Picturefill relied on a test for picture element support to decide whether it should run at all—a holdover from its very first versions. When the WebKit and Edge previews rolled out support for srcset and sizes without picture, Picturefill’s test for the picture element failed, so it attempted to polyfill natively supported features. This included attempting to write to currentSrc, which resulted in a strict mode exception. Exceptions cause JavaScript to stop running, so Picturefill stopped—as a result, no images using srcset were displayed.

Our mistake—my mistake, honestly—was getting spoiled by being so tuned-in to native implementations. For a long time we had the luxury of a clear split in terms of responsive image support: either a browser only supported basic srcset (only the 1x, 2x “device pixel ratio” syntax) or it supported picture, full srcset, sizes, the whole works. Because there was such a predictable divide in browser support, this had always worked fine—and when things work fine, you don’t think much about them. Nobody notices when hinges don’t squeak.

The Bigger Issue

That’s bad, but easy enough to fix code-wise. It’s software; these things happen. That doesn’t mean these kinds of issues are anything resembling “okay,” but bugs do happen. The bigger problem is the potential scope of the issue.

Picturefill came along before picture, srcset, or sizes were a collective twinkle in a browser developer’s eye, and we used it as a prototype to inform the responsive images specification since the very first rough draft. After becoming one of the first real polyfills for all these syntaxes, Picturefill caught on in a huge way—a massive number of websites are using it. That makes this a serious issue, and not just in terms of missing images: if this issue should make it into stable browsers instead of just nightlies and preview builds, it would impact a huge number of websites.
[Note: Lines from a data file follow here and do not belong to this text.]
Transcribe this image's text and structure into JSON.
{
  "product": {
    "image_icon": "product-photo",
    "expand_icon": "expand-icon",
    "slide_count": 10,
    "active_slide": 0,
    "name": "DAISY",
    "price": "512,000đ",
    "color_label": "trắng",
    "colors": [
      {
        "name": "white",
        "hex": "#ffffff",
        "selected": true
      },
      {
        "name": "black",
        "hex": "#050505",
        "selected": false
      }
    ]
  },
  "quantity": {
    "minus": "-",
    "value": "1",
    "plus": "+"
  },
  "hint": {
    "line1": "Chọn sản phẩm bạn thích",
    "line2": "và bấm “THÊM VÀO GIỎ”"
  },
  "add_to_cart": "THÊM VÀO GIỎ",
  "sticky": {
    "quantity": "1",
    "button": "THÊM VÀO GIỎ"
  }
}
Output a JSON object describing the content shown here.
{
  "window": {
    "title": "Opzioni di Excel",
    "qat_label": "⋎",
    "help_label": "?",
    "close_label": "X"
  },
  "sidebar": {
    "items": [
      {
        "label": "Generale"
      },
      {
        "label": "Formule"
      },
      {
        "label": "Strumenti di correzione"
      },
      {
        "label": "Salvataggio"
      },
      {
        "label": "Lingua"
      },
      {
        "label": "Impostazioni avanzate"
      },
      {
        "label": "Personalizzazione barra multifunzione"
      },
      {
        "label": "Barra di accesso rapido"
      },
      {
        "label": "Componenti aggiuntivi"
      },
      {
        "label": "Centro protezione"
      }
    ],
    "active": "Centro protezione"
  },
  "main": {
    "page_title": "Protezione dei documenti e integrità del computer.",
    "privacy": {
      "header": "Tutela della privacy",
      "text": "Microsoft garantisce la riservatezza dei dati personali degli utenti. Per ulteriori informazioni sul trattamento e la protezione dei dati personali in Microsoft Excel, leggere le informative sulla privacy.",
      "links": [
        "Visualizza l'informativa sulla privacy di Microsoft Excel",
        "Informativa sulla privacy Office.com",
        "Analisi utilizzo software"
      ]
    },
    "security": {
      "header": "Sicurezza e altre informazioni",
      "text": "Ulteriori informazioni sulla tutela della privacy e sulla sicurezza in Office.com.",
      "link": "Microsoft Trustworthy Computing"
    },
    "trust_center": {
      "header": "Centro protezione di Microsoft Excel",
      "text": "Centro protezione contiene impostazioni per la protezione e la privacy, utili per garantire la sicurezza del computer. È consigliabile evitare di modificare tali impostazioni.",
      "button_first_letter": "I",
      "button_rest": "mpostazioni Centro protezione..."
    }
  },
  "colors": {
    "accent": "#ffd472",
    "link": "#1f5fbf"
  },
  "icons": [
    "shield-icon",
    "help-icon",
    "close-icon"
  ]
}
For that reason, Microsoft Edge has temporarily removed currentSrc support; the first stable version will ship srcset and sizes without currentSrc. WebKit may well do the same. If the issue persists, though, we can’t know when that very necessary feature will be turned back on—if at all. Vendors can’t risk having hundreds—thousands—of websites breaking in their browsers. Until we update Picturefill, we can’t use currentSrc in WebKit or Edge—and if they scrap it entirely, the other browsers may do the same.

Seriously, Please Update Picturefill

Responsive images came about because of all of us. Not the RICG, not any one person, not any “core” group of influential web standards decision-makers—these are a feature that we designers and developers fought for, paid for, and made real.

The end-game for a new web standard is long, though. Now that we’ve started getting the responsive images we’ve been after for so long, it’s on us to keep it all moving in the right direction—and in this case, that means we need to do a little maintenance. That might be as easy as typing npm update picturefill or as complex as copying-and-pasting the contents of a file—but it’s a few minutes of work in either case. All of Team Responsive Images is here to help out if any problems should arise, too—you can bet we’re keeping a very close eye out for issues related to updating to 2.3.1, because all of our work depends on Picturefill staying out of the native implementations’ way. If you do run into any problems updating—though I don’t imagine you will—don’t hesitate to email me directly. The Picturefill team—and the entire RICG, if that’s what it takes—will help you get it solved.

Author’s Note: Thanks to Alex Jegtnes and Sarah Forst for editing.